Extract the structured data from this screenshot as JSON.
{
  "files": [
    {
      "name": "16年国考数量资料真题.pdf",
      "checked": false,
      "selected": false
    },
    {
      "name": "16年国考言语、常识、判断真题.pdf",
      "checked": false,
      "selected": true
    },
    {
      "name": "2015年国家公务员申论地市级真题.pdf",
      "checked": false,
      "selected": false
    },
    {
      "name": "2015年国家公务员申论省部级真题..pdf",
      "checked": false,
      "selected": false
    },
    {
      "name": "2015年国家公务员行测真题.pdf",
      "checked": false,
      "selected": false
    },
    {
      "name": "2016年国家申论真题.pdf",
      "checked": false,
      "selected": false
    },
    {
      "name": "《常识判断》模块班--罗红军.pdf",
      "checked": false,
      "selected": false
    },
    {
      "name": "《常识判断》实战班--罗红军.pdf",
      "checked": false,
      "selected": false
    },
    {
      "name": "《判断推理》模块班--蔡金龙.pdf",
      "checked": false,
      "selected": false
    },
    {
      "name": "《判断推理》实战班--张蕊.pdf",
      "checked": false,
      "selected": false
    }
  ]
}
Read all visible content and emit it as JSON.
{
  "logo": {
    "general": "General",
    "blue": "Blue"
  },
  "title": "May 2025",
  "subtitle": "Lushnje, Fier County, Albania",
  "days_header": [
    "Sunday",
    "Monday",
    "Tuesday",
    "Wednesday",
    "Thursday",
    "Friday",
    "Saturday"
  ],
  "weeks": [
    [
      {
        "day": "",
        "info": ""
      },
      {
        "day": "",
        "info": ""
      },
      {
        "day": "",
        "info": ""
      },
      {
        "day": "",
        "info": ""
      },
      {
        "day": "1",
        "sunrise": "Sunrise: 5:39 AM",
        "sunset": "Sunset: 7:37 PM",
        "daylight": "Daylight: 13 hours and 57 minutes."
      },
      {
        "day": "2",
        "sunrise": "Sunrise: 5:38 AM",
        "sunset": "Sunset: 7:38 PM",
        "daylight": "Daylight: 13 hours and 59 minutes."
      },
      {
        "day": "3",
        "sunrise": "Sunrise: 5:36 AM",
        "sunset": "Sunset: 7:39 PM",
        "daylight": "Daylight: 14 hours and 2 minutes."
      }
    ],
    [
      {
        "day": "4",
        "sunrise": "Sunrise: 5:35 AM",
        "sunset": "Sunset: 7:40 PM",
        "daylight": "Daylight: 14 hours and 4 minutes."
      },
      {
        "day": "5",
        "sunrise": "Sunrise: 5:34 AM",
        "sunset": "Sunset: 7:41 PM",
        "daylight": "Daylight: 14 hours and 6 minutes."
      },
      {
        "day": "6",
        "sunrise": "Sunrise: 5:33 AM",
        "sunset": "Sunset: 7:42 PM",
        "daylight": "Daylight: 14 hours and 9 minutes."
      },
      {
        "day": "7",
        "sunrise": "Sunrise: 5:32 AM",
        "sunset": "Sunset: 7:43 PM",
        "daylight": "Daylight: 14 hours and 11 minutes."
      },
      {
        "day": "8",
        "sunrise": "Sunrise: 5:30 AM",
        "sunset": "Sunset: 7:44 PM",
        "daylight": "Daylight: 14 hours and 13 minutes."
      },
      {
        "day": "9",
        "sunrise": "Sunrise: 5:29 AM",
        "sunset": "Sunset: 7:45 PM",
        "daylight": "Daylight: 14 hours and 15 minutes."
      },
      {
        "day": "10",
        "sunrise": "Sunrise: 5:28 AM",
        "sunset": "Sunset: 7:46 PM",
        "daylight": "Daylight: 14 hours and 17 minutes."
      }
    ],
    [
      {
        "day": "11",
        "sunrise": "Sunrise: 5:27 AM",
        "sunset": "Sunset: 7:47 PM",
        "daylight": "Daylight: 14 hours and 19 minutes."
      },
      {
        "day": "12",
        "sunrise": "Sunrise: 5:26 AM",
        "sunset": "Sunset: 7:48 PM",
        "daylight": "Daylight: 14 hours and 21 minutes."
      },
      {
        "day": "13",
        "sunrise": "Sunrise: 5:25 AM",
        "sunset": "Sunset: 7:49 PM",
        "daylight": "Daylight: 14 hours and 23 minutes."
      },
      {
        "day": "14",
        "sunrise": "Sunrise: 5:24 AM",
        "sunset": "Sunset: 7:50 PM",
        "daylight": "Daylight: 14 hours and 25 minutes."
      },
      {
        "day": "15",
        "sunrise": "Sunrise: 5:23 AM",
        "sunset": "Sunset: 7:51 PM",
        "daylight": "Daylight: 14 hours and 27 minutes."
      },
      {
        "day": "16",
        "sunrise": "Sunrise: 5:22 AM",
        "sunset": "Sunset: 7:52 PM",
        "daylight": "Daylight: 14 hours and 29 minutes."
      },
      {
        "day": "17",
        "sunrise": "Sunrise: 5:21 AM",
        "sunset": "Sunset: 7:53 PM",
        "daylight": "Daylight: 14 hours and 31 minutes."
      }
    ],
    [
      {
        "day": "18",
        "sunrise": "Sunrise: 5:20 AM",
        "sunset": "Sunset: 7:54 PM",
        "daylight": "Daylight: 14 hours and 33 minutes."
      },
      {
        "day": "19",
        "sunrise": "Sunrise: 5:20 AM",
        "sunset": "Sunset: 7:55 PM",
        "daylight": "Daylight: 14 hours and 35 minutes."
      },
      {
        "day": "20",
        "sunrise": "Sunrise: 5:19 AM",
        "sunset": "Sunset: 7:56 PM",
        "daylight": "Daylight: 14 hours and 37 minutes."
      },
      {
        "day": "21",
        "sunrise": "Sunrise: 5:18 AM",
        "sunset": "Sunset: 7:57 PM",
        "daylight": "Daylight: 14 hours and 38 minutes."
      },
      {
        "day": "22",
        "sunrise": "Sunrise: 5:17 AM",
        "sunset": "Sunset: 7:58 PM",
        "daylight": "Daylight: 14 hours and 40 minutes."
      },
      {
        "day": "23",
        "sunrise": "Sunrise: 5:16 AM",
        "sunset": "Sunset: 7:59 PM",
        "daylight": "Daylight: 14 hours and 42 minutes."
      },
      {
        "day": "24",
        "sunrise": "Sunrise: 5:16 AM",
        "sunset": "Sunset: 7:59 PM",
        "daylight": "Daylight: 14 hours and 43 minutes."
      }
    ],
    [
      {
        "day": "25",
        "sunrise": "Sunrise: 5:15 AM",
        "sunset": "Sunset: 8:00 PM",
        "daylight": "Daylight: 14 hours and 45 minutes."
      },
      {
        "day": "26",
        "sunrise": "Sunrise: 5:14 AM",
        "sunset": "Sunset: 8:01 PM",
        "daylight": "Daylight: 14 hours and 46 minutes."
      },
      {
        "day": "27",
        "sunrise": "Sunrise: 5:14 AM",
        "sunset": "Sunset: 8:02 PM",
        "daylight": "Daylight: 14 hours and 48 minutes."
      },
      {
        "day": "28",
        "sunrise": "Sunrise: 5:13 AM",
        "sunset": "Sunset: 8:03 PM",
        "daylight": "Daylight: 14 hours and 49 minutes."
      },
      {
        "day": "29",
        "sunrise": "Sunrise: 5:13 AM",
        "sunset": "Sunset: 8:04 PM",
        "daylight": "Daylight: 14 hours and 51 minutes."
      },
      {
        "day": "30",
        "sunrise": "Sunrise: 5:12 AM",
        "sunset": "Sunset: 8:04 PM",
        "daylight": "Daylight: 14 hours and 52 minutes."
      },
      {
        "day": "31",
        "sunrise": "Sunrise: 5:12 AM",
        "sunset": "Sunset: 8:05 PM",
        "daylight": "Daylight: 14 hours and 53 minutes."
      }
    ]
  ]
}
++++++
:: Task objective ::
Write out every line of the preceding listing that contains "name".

:: Solution ::
      "name": "16年国考数量资料真题.pdf",
      "name": "16年国考言语、常识、判断真题.pdf",
      "name": "2015年国家公务员申论地市级真题.pdf",
      "name": "2015年国家公务员申论省部级真题..pdf",
      "name": "2015年国家公务员行测真题.pdf",
      "name": "2016年国家申论真题.pdf",
      "name": "《常识判断》模块班--罗红军.pdf",
      "name": "《常识判断》实战班--罗红军.pdf",
      "name": "《判断推理》模块班--蔡金龙.pdf",
      "name": "《判断推理》实战班--张蕊.pdf",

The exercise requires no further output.